12 May 2020

Mobile bankingSix out of ten banks in Africa and the Middle East forecast cash to account for less than 5% of all retail transactions over the next five years, compared to 48% worldwide.

The coronavirus pandemic will likely strengthen this trend further, as less and less people make use of coins and banknotes in order to curb the spread of the virus. 

Retail banks in Africa and the Middle East believe that postponing the digitalization of transactions can threaten their business models. 

African and Middle East lenders are campaigning strongly for their societies to go completely cashless, according to a global retail banking survey published by banking software company Temenos.

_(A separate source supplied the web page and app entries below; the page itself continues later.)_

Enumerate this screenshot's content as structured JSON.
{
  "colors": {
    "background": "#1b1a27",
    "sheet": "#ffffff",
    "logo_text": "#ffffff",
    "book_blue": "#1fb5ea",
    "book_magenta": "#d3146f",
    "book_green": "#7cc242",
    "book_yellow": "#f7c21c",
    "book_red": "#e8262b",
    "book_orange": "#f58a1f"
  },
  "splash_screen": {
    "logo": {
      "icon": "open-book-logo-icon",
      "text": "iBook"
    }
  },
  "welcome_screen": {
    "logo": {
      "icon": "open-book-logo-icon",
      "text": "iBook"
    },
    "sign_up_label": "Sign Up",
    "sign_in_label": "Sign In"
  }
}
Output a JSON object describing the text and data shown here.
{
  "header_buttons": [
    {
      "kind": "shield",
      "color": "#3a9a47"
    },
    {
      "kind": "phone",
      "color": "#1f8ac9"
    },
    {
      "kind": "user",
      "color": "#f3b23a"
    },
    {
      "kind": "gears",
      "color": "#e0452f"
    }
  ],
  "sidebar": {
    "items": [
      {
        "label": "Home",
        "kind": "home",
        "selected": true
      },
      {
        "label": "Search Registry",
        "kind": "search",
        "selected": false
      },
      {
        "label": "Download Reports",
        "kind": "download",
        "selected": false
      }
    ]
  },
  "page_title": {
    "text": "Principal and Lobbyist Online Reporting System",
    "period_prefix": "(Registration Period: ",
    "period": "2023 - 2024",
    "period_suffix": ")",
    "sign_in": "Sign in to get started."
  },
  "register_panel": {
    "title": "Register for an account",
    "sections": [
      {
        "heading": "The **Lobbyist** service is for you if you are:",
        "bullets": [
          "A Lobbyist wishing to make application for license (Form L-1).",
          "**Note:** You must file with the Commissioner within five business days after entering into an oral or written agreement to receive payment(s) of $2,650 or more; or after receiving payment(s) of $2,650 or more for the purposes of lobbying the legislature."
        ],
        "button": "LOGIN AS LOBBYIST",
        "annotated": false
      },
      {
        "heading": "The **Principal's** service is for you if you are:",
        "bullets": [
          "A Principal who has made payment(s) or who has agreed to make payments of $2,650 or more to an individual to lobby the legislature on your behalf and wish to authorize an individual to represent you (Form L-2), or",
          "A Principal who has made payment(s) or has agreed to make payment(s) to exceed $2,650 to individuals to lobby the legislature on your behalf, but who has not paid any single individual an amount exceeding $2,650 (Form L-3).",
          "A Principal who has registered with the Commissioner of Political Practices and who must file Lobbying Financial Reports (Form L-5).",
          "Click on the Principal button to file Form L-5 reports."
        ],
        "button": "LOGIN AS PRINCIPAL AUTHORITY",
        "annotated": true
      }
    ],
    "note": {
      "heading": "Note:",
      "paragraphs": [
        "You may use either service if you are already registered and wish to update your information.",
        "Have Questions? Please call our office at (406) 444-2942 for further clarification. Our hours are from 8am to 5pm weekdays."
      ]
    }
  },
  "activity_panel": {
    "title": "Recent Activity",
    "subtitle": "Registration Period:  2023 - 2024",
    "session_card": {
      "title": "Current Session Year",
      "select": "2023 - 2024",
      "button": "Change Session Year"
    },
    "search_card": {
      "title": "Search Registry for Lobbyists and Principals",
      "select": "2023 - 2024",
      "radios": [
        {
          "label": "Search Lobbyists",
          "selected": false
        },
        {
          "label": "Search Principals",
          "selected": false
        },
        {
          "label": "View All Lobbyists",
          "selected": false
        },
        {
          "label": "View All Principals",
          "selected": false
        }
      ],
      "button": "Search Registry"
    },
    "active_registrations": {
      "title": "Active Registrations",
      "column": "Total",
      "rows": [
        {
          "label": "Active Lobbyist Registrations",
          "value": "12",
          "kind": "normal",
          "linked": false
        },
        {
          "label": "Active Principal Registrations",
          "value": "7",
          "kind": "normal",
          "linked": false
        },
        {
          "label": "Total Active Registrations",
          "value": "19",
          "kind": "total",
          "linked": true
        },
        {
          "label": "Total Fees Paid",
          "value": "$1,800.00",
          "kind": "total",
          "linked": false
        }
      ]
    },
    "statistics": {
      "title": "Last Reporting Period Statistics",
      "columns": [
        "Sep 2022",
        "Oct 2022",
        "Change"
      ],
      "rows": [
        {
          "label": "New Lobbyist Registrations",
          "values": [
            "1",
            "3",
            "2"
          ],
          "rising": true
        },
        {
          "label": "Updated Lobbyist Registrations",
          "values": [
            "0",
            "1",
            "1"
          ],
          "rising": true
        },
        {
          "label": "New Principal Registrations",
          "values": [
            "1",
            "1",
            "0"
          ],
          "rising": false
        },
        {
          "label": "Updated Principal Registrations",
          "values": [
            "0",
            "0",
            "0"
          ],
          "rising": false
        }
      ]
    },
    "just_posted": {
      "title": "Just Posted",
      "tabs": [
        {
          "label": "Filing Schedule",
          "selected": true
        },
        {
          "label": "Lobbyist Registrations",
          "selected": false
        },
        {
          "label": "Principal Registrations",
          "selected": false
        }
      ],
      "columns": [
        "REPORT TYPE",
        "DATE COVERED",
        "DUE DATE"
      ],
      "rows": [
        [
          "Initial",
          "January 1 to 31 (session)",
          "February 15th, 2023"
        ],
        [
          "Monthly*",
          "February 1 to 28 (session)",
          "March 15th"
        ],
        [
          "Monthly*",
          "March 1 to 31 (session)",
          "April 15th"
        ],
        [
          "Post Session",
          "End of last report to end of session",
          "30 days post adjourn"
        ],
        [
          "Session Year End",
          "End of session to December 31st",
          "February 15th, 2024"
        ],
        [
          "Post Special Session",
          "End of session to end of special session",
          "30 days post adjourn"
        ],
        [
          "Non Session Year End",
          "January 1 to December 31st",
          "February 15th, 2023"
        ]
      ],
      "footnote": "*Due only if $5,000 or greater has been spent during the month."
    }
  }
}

The in-depth survey, conducted by the Economist Intelligence Unit (EIU) in 2019 on behalf of Temenos shows that six in ten Middle Eastern and African banking executives believe that cash will account for less than 5% of retail transactions over the next five years, compared to a global average of 48% who also think the same. 

The lockdown measures imposed in several countries are also expected to limit the number of cash transactions, as people opt for contactless and digital payments. 

The EIU report entitled “A Whole New World: How technology is driving the evolution of intelligent banking in the Middle East and Africa”  reveals that retail banks both in Africa and the Middle East are very aware of the risks financial exclusions and delaying digitization pose to their business models. 

Of all the participants in the survey, 43% recognize new technologies such as artificial intelligence (AI), as the trend which will impact the retail banking sector the most by 2025. 

In order to gain profits on these trends, African and Middle Eastern retail banks identify the need to develop digital marketing skills in order to attract all customers to the banking sector.

Jean-Paul Mergeai, Managing Director – Middle-East & Africa, Temenos, said; “Even in the most uncertain times, the power and opportunities of digital banking remain the same. This retail banking report outlines the opportunity for MEA banks who adopt modern technology to accelerate financial inclusion and digital banking, to support economic and social development.”

Katya Kocourek, Managing Editor - Financial Services, The Economist Intelligence Unit, said: “The significant impact of the ongoing Coronavirus pandemic is likely to accelerate the cultural and institutional shift towards digital banking that is already taking place in the MEA region.”